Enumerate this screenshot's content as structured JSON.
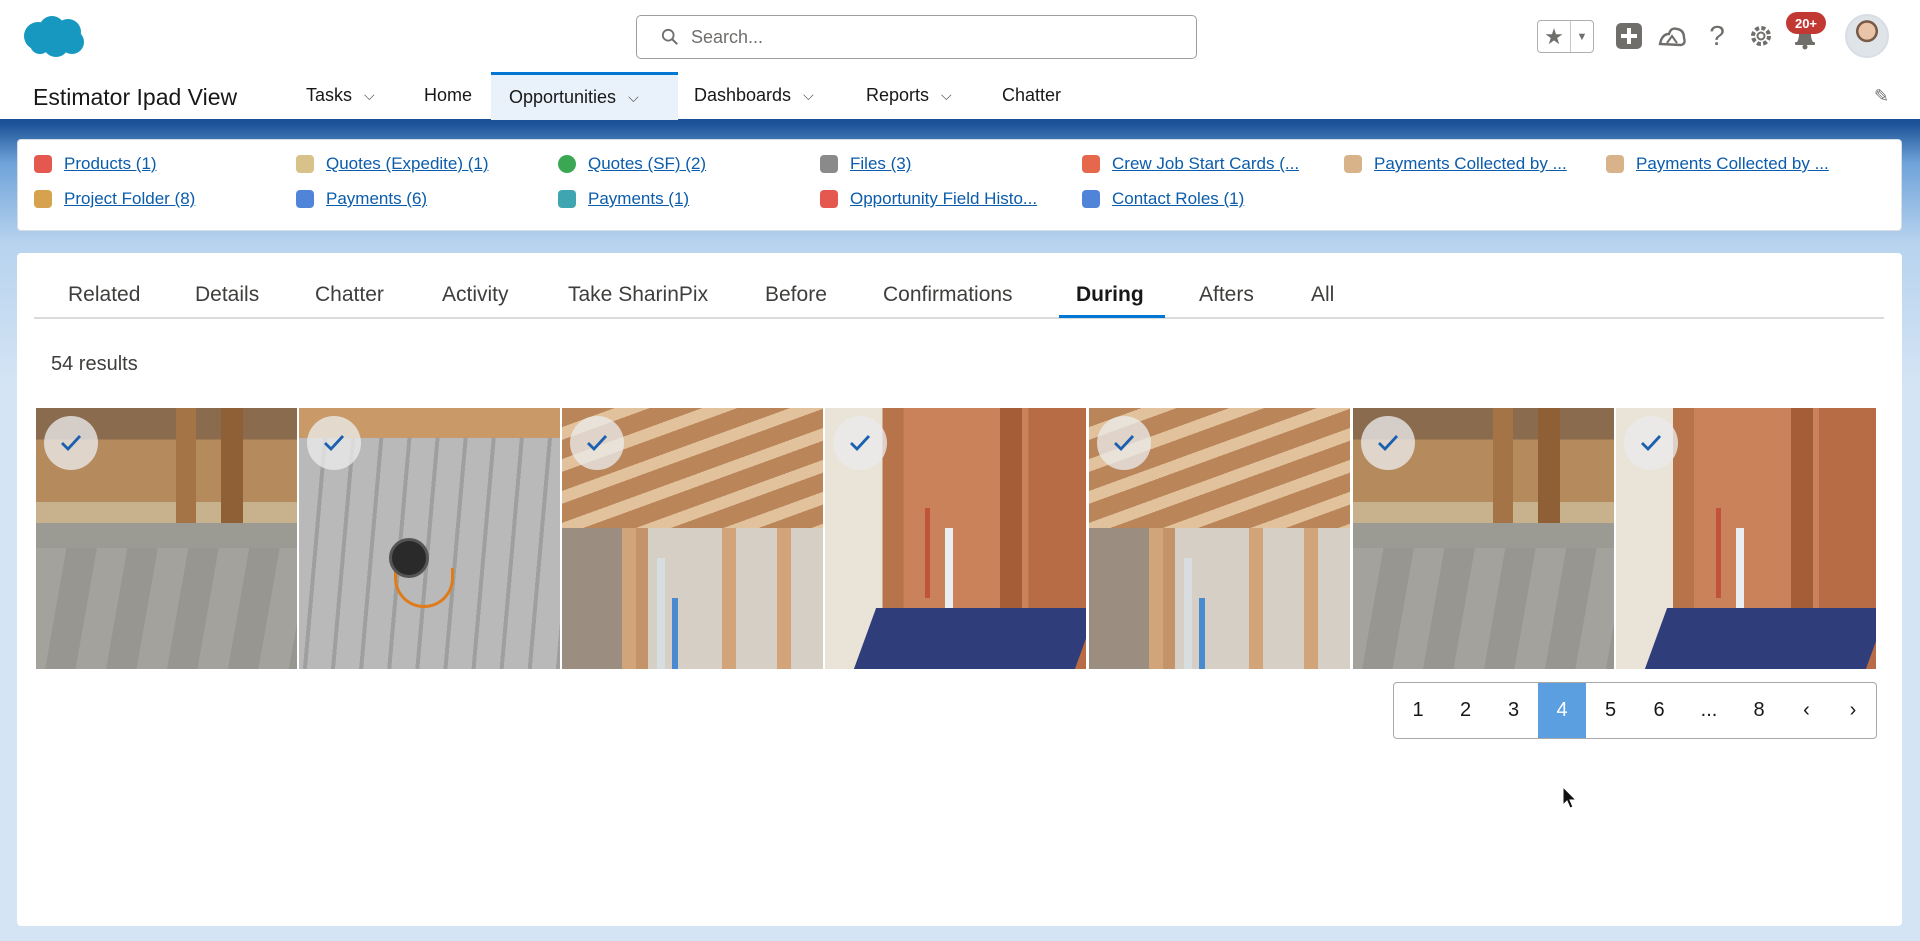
{
  "header": {
    "search_placeholder": "Search...",
    "notification_badge": "20+"
  },
  "nav": {
    "app_name": "Estimator Ipad View",
    "items": [
      {
        "label": "Tasks",
        "has_menu": true
      },
      {
        "label": "Home",
        "has_menu": false
      },
      {
        "label": "Opportunities",
        "has_menu": true,
        "active": true
      },
      {
        "label": "Dashboards",
        "has_menu": true
      },
      {
        "label": "Reports",
        "has_menu": true
      },
      {
        "label": "Chatter",
        "has_menu": false
      }
    ]
  },
  "related_links": [
    {
      "label": "Products (1)",
      "color": "#e5584f"
    },
    {
      "label": "Quotes (Expedite) (1)",
      "color": "#d9c18a"
    },
    {
      "label": "Quotes (SF) (2)",
      "color": "#3ba755"
    },
    {
      "label": "Files (3)",
      "color": "#8a8a8a"
    },
    {
      "label": "Crew Job Start Cards (...",
      "color": "#e5684c"
    },
    {
      "label": "Payments Collected by ...",
      "color": "#d8b38a"
    },
    {
      "label": "Payments Collected by ...",
      "color": "#d8b38a"
    },
    {
      "label": "Project Folder (8)",
      "color": "#d7a24e"
    },
    {
      "label": "Payments (6)",
      "color": "#4f84d8"
    },
    {
      "label": "Payments (1)",
      "color": "#3fa6b1"
    },
    {
      "label": "Opportunity Field Histo...",
      "color": "#e5584f"
    },
    {
      "label": "Contact Roles (1)",
      "color": "#4f84d8"
    }
  ],
  "tabs": [
    "Related",
    "Details",
    "Chatter",
    "Activity",
    "Take SharinPix",
    "Before",
    "Confirmations",
    "During",
    "Afters",
    "All"
  ],
  "active_tab": "During",
  "results_text": "54 results",
  "photos": [
    {
      "name": "photo-1",
      "style": "a"
    },
    {
      "name": "photo-2",
      "style": "b"
    },
    {
      "name": "photo-3",
      "style": "c"
    },
    {
      "name": "photo-4",
      "style": "d"
    },
    {
      "name": "photo-5",
      "style": "c"
    },
    {
      "name": "photo-6",
      "style": "a"
    },
    {
      "name": "photo-7",
      "style": "d"
    }
  ],
  "pagination": {
    "pages": [
      "1",
      "2",
      "3",
      "4",
      "5",
      "6",
      "...",
      "8"
    ],
    "current": "4",
    "prev": "‹",
    "next": "›"
  },
  "colors": {
    "brand_blue": "#1b5297",
    "link": "#0b5cab",
    "active_page": "#5b9fe0",
    "tab_underline": "#0176d3",
    "badge": "#c23934"
  }
}
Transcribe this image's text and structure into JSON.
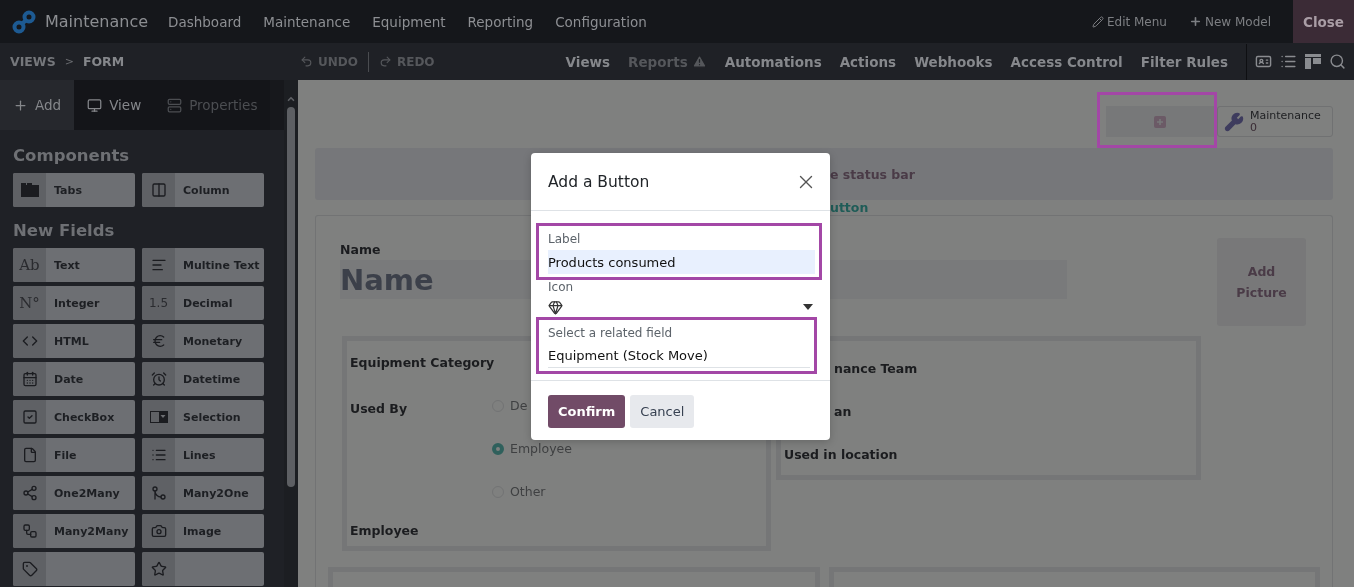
{
  "top_nav": {
    "app_name": "Maintenance",
    "menu": [
      "Dashboard",
      "Maintenance",
      "Equipment",
      "Reporting",
      "Configuration"
    ],
    "actions": [
      {
        "label": "Edit Menu",
        "kind": "edit"
      },
      {
        "label": "New Model",
        "kind": "new"
      }
    ],
    "close": "Close"
  },
  "toolbar": {
    "breadcrumb": [
      "VIEWS",
      "FORM"
    ],
    "separator": ">",
    "undo": {
      "label": "UNDO",
      "disabled": true
    },
    "redo": {
      "label": "REDO",
      "disabled": true
    },
    "menu": [
      {
        "label": "Views",
        "disabled": false,
        "warning": false
      },
      {
        "label": "Reports",
        "disabled": true,
        "warning": true
      },
      {
        "label": "Automations",
        "disabled": false,
        "warning": false
      },
      {
        "label": "Actions",
        "disabled": false,
        "warning": false
      },
      {
        "label": "Webhooks",
        "disabled": false,
        "warning": false
      },
      {
        "label": "Access Control",
        "disabled": false,
        "warning": false
      },
      {
        "label": "Filter Rules",
        "disabled": false,
        "warning": false
      }
    ]
  },
  "sidebar": {
    "tabs": [
      {
        "label": "Add",
        "kind": "add",
        "selected": true,
        "disabled": false
      },
      {
        "label": "View",
        "kind": "view",
        "selected": false,
        "disabled": false
      },
      {
        "label": "Properties",
        "kind": "properties",
        "selected": false,
        "disabled": true
      }
    ],
    "sections": [
      {
        "title": "Components",
        "items": [
          {
            "label": "Tabs",
            "kind": "tabs"
          },
          {
            "label": "Column",
            "kind": "column"
          }
        ]
      },
      {
        "title": "New Fields",
        "items": [
          {
            "label": "Text",
            "kind": "glyph",
            "glyph": "Ab"
          },
          {
            "label": "Multine Text",
            "kind": "multiline"
          },
          {
            "label": "Integer",
            "kind": "glyph",
            "glyph": "N°"
          },
          {
            "label": "Decimal",
            "kind": "glyph",
            "glyph": "1.5"
          },
          {
            "label": "HTML",
            "kind": "html"
          },
          {
            "label": "Monetary",
            "kind": "monetary"
          },
          {
            "label": "Date",
            "kind": "date"
          },
          {
            "label": "Datetime",
            "kind": "datetime"
          },
          {
            "label": "CheckBox",
            "kind": "checkbox"
          },
          {
            "label": "Selection",
            "kind": "selection"
          },
          {
            "label": "File",
            "kind": "file"
          },
          {
            "label": "Lines",
            "kind": "lines"
          },
          {
            "label": "One2Many",
            "kind": "one2many"
          },
          {
            "label": "Many2One",
            "kind": "many2one"
          },
          {
            "label": "Many2Many",
            "kind": "many2many"
          },
          {
            "label": "Image",
            "kind": "image"
          },
          {
            "kind": "tag"
          },
          {
            "kind": "star"
          }
        ]
      }
    ]
  },
  "form": {
    "add_button": {
      "highlighted": true
    },
    "stat_buttons": [
      {
        "label": "Maintenance",
        "value": "0"
      }
    ],
    "status_bar": "e status bar",
    "add_link": "utton",
    "name_label": "Name",
    "name_placeholder": "Name",
    "picture_button": "Add Picture",
    "left_group": [
      {
        "label": "Equipment Category",
        "kind": "plain"
      },
      {
        "label": "Used By",
        "kind": "radio",
        "options": [
          {
            "label": "De",
            "selected": false
          },
          {
            "label": "Employee",
            "selected": true
          },
          {
            "label": "Other",
            "selected": false
          }
        ]
      },
      {
        "label": "Employee",
        "kind": "plain"
      }
    ],
    "right_group": [
      {
        "label": "nance Team"
      },
      {
        "label": "an"
      },
      {
        "label": "Used in location"
      }
    ]
  },
  "dialog": {
    "title": "Add a Button",
    "label_field": {
      "label": "Label",
      "value": "Products consumed",
      "highlighted": true
    },
    "icon_field": {
      "label": "Icon"
    },
    "related_field": {
      "label": "Select a related field",
      "value": "Equipment (Stock Move)",
      "highlighted": true
    },
    "buttons": [
      {
        "label": "Confirm",
        "kind": "primary"
      },
      {
        "label": "Cancel",
        "kind": "secondary"
      }
    ]
  }
}
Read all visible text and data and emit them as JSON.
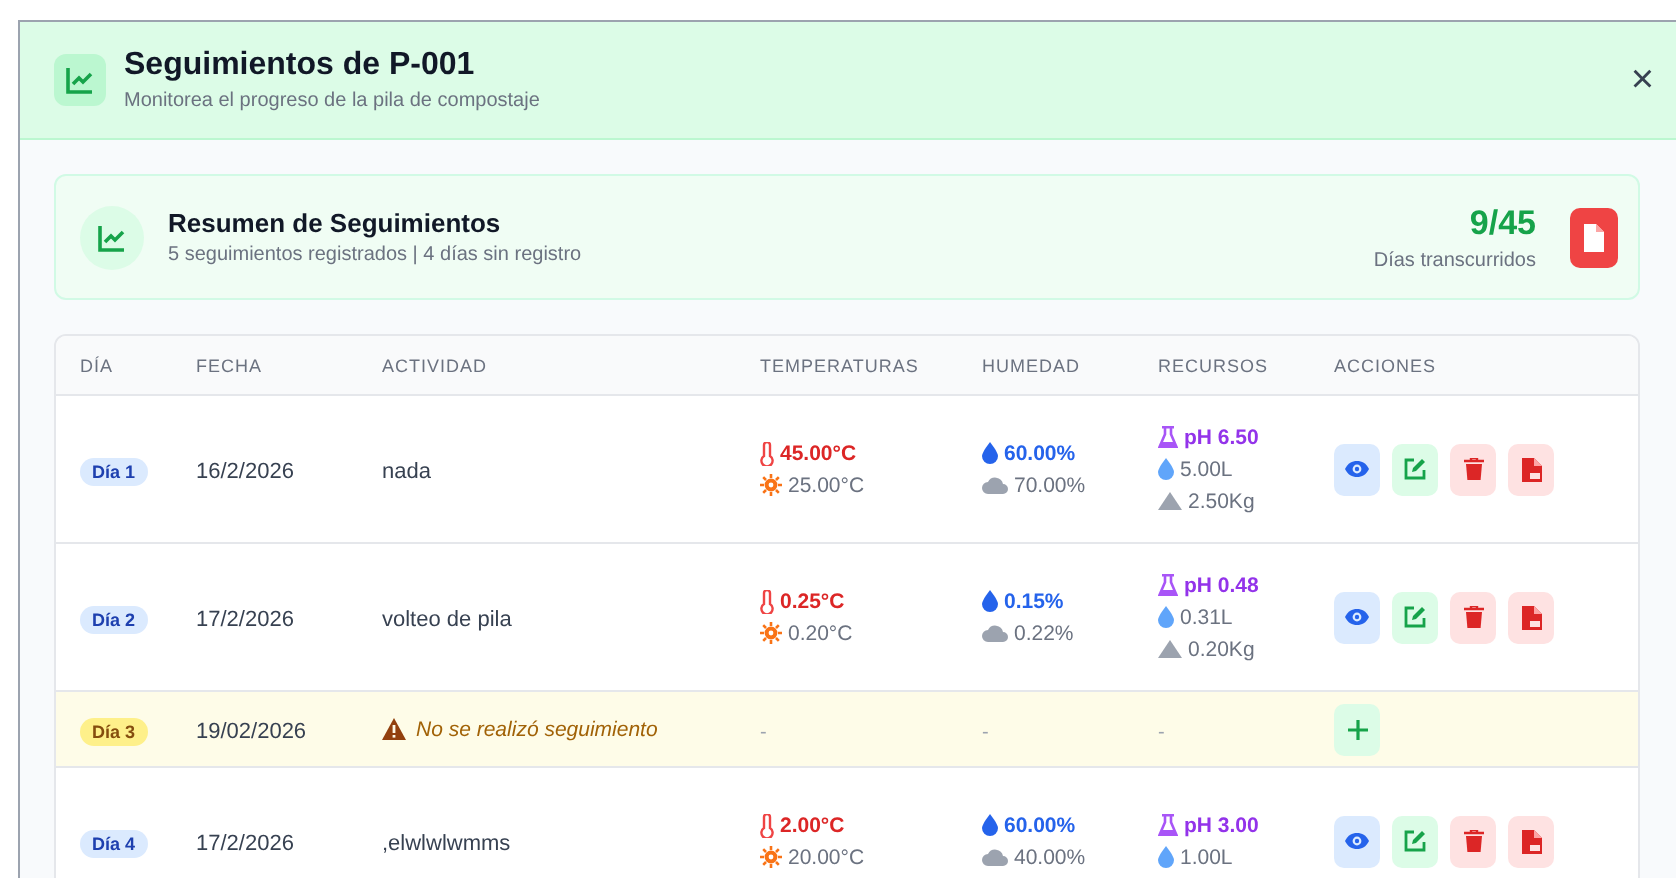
{
  "modal": {
    "title": "Seguimientos de P-001",
    "subtitle": "Monitorea el progreso de la pila de compostaje",
    "close": "×"
  },
  "summary": {
    "title": "Resumen de Seguimientos",
    "subtitle": "5 seguimientos registrados | 4 días sin registro",
    "count": "9/45",
    "count_label": "Días transcurridos"
  },
  "table": {
    "columns": [
      "DÍA",
      "FECHA",
      "ACTIVIDAD",
      "TEMPERATURAS",
      "HUMEDAD",
      "RECURSOS",
      "ACCIONES"
    ],
    "rows": [
      {
        "kind": "record",
        "day": "Día 1",
        "date": "16/2/2026",
        "activity": "nada",
        "temp_main": "45.00°C",
        "temp_ambient": "25.00°C",
        "humidity_main": "60.00%",
        "humidity_ambient": "70.00%",
        "ph": "pH 6.50",
        "water": "5.00L",
        "weight": "2.50Kg"
      },
      {
        "kind": "record",
        "day": "Día 2",
        "date": "17/2/2026",
        "activity": "volteo de pila",
        "temp_main": "0.25°C",
        "temp_ambient": "0.20°C",
        "humidity_main": "0.15%",
        "humidity_ambient": "0.22%",
        "ph": "pH 0.48",
        "water": "0.31L",
        "weight": "0.20Kg"
      },
      {
        "kind": "missing",
        "day": "Día 3",
        "date": "19/02/2026",
        "activity": "No se realizó seguimiento",
        "temperature": "-",
        "humidity": "-",
        "resources": "-"
      },
      {
        "kind": "record",
        "day": "Día 4",
        "date": "17/2/2026",
        "activity": ",elwlwlwmms",
        "temp_main": "2.00°C",
        "temp_ambient": "20.00°C",
        "humidity_main": "60.00%",
        "humidity_ambient": "40.00%",
        "ph": "pH 3.00",
        "water": "1.00L"
      }
    ]
  }
}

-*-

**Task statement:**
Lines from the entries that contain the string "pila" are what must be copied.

**Result of the exercise:**
    "subtitle": "Monitorea el progreso de la pila de compostaje",
        "activity": "volteo de pila",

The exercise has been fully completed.